You worked hard. You saved and invested. Now you’re at the doorstep of retirement – at least you think you may have enough – and you wonder, “How the heck do I replace this paycheck I’ve been getting every two weeks for the last forty years?”
You are smart and realize that your retirement is not like your parents. They had a shorter life expectancy, better pension, and high interest rates and dividend yields. Their retirement planning was akin to the proverbial shooting fish in a barrel. Yours … well let’s just say there’s a lot more uncertainty.
Yes, you have money in accounts and some even have “retirement” in the name. But how is that supposed to translate to income?
There are a plethora of strategies and products that can be used – some better than others – to derive retirement income. You can think of two basic differences: those that use investments and are probability-based and those that use insurance and generally have some underlying guarantee. You can see the summary table that helps to organize these frameworks and provides strategies and tools that generally fall within these frameworks.
While guarantees sounds great – who wouldn’t want guaranteed retirement income – guarantees are often expensive. Utilizing guaranteed income strategies will often cause you to have to spend less throughout retirement or work longer. That can be quite a high price for some perceived peace of mind.
Since you either have Social Security, a monthly pension, or both, at least part of your retirement income plan will be insurance-based. This is because each have an underlying guarantee or promise to pay you an amount for your lifetime.

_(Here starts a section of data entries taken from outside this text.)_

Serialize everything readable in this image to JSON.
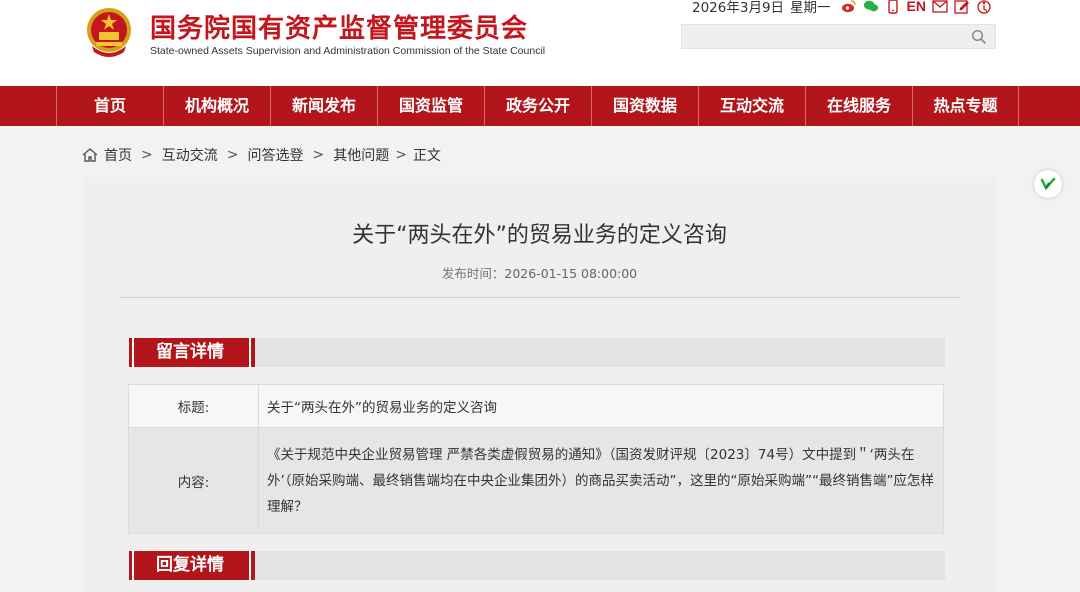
{
  "header": {
    "logo_cn": "国务院国有资产监督管理委员会",
    "logo_en": "State-owned Assets Supervision and Administration Commission of the State Council",
    "date": "2026年3月9日",
    "weekday": "星期一",
    "en_link": "EN",
    "search_placeholder": ""
  },
  "top_icons": [
    "weibo-icon",
    "wechat-icon",
    "mobile-icon",
    "en-link",
    "mail-icon",
    "edit-icon",
    "accessibility-icon"
  ],
  "nav": {
    "items": [
      {
        "label": "首页"
      },
      {
        "label": "机构概况"
      },
      {
        "label": "新闻发布"
      },
      {
        "label": "国资监管"
      },
      {
        "label": "政务公开"
      },
      {
        "label": "国资数据"
      },
      {
        "label": "互动交流"
      },
      {
        "label": "在线服务"
      },
      {
        "label": "热点专题"
      }
    ]
  },
  "breadcrumb": {
    "home": "首页",
    "sep": ">",
    "items": [
      "互动交流",
      "问答选登",
      "其他问题"
    ],
    "current": "正文"
  },
  "article": {
    "title": "关于“两头在外”的贸易业务的定义咨询",
    "pub_label": "发布时间：",
    "pub_time": "2026-01-15 08:00:00"
  },
  "message": {
    "section_title": "留言详情",
    "title_label": "标题:",
    "title_value": "关于“两头在外”的贸易业务的定义咨询",
    "content_label": "内容:",
    "content_value": "《关于规范中央企业贸易管理 严禁各类虚假贸易的通知》（国资发财评规〔2023〕74号）文中提到＂‘两头在外’（原始采购端、最终销售端均在中央企业集团外）的商品买卖活动”，这里的“原始采购端”“最终销售端”应怎样理解？"
  },
  "reply": {
    "section_title": "回复详情"
  },
  "colors": {
    "brand_red": "#b2151a",
    "logo_red": "#c4161c",
    "panel_bg": "#efefef"
  }
}
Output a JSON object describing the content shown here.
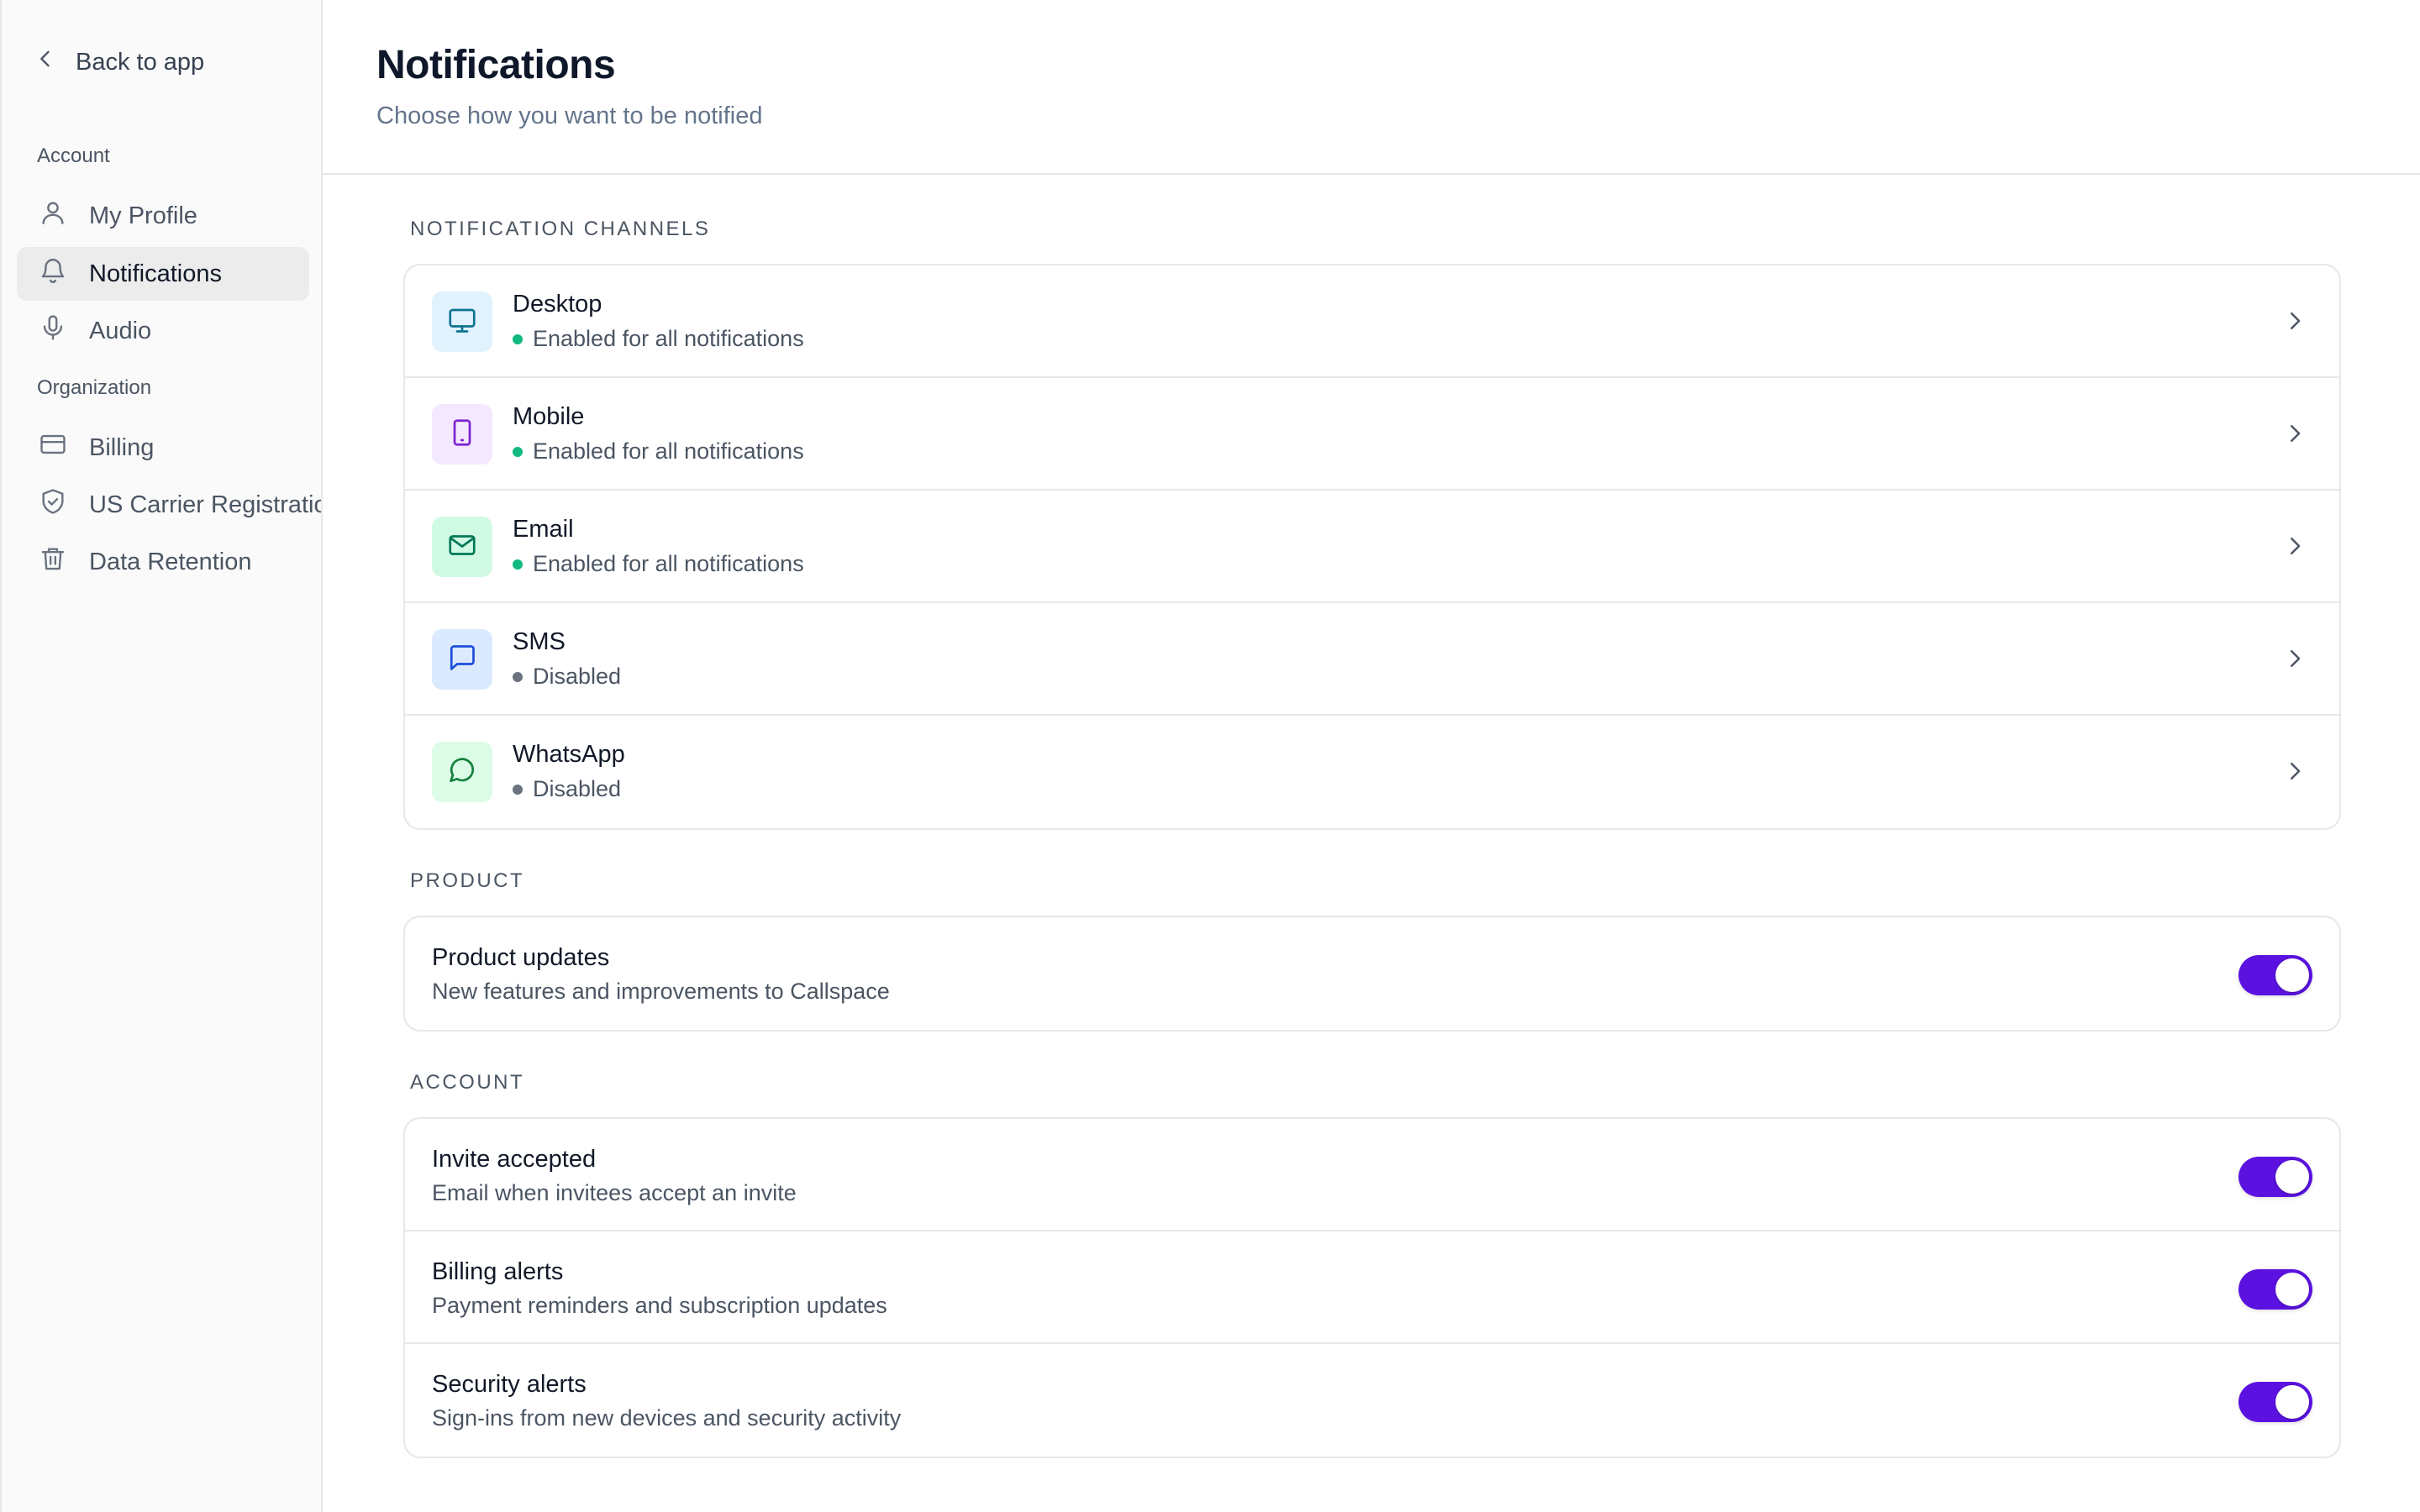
{
  "sidebar": {
    "back_label": "Back to app",
    "account_heading": "Account",
    "organization_heading": "Organization",
    "account_items": [
      {
        "label": "My Profile",
        "icon": "user-icon",
        "active": false
      },
      {
        "label": "Notifications",
        "icon": "bell-icon",
        "active": true
      },
      {
        "label": "Audio",
        "icon": "microphone-icon",
        "active": false
      }
    ],
    "organization_items": [
      {
        "label": "Billing",
        "icon": "credit-card-icon"
      },
      {
        "label": "US Carrier Registration",
        "icon": "shield-check-icon"
      },
      {
        "label": "Data Retention",
        "icon": "trash-icon"
      }
    ]
  },
  "header": {
    "title": "Notifications",
    "subtitle": "Choose how you want to be notified"
  },
  "channels": {
    "heading": "Notification channels",
    "items": [
      {
        "name": "Desktop",
        "status": "Enabled for all notifications",
        "enabled": true,
        "icon": "monitor-icon",
        "icon_color": "#0e7490",
        "icon_bg": "#e0f2fe"
      },
      {
        "name": "Mobile",
        "status": "Enabled for all notifications",
        "enabled": true,
        "icon": "phone-icon",
        "icon_color": "#7e22ce",
        "icon_bg": "#f3e8ff"
      },
      {
        "name": "Email",
        "status": "Enabled for all notifications",
        "enabled": true,
        "icon": "mail-icon",
        "icon_color": "#047857",
        "icon_bg": "#d1fae5"
      },
      {
        "name": "SMS",
        "status": "Disabled",
        "enabled": false,
        "icon": "message-square-icon",
        "icon_color": "#1d4ed8",
        "icon_bg": "#dbeafe"
      },
      {
        "name": "WhatsApp",
        "status": "Disabled",
        "enabled": false,
        "icon": "message-circle-icon",
        "icon_color": "#15803d",
        "icon_bg": "#dcfce7"
      }
    ]
  },
  "product": {
    "heading": "Product",
    "items": [
      {
        "title": "Product updates",
        "description": "New features and improvements to Callspace",
        "on": true
      }
    ]
  },
  "account": {
    "heading": "Account",
    "items": [
      {
        "title": "Invite accepted",
        "description": "Email when invitees accept an invite",
        "on": true
      },
      {
        "title": "Billing alerts",
        "description": "Payment reminders and subscription updates",
        "on": true
      },
      {
        "title": "Security alerts",
        "description": "Sign-ins from new devices and security activity",
        "on": true
      }
    ]
  },
  "colors": {
    "accent": "#5b12e0",
    "enabled_dot": "#10b981",
    "disabled_dot": "#6b7280"
  }
}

So, the question becomes: after you take care and diligence in analyzing how much spending is required for your desired lifestyle, and you make smart decisions on your Social Security and pension claiming strategies, should you pursue additional guaranteed income as part of your overall retirement income plan? Or, is there a better way to create the additional income required to meet your lifestyle goals that may not be guaranteed but gives you a high likelihood of reaching them?
Process, Biases & Evidence
Financial professionals often will have a bias towards various strategies and products. Sadly, commissions often drive the recommendations – especially on the insurance-based side. And neither side is universally correct.
Rather, just like your mom always told you, you are a unique and special snowflake. Your income, assets, lifestyle, and risk preferences among a myriad of other traits are different from everyone else. Your uniqueness should then warrant a customized strategy for your optimal retirement income plan.
The process to optimize retirement income should eschew biases and look to science-based evidence to guide decision-making. Advantages and disadvantages of various strategies and tools need considered as does how to best combine them for you.
While you are unique, some guiding principles will result from this process. And this is what I will be writing about over the comings months to help you better understand the critically important retirement income problem. Stay tuned.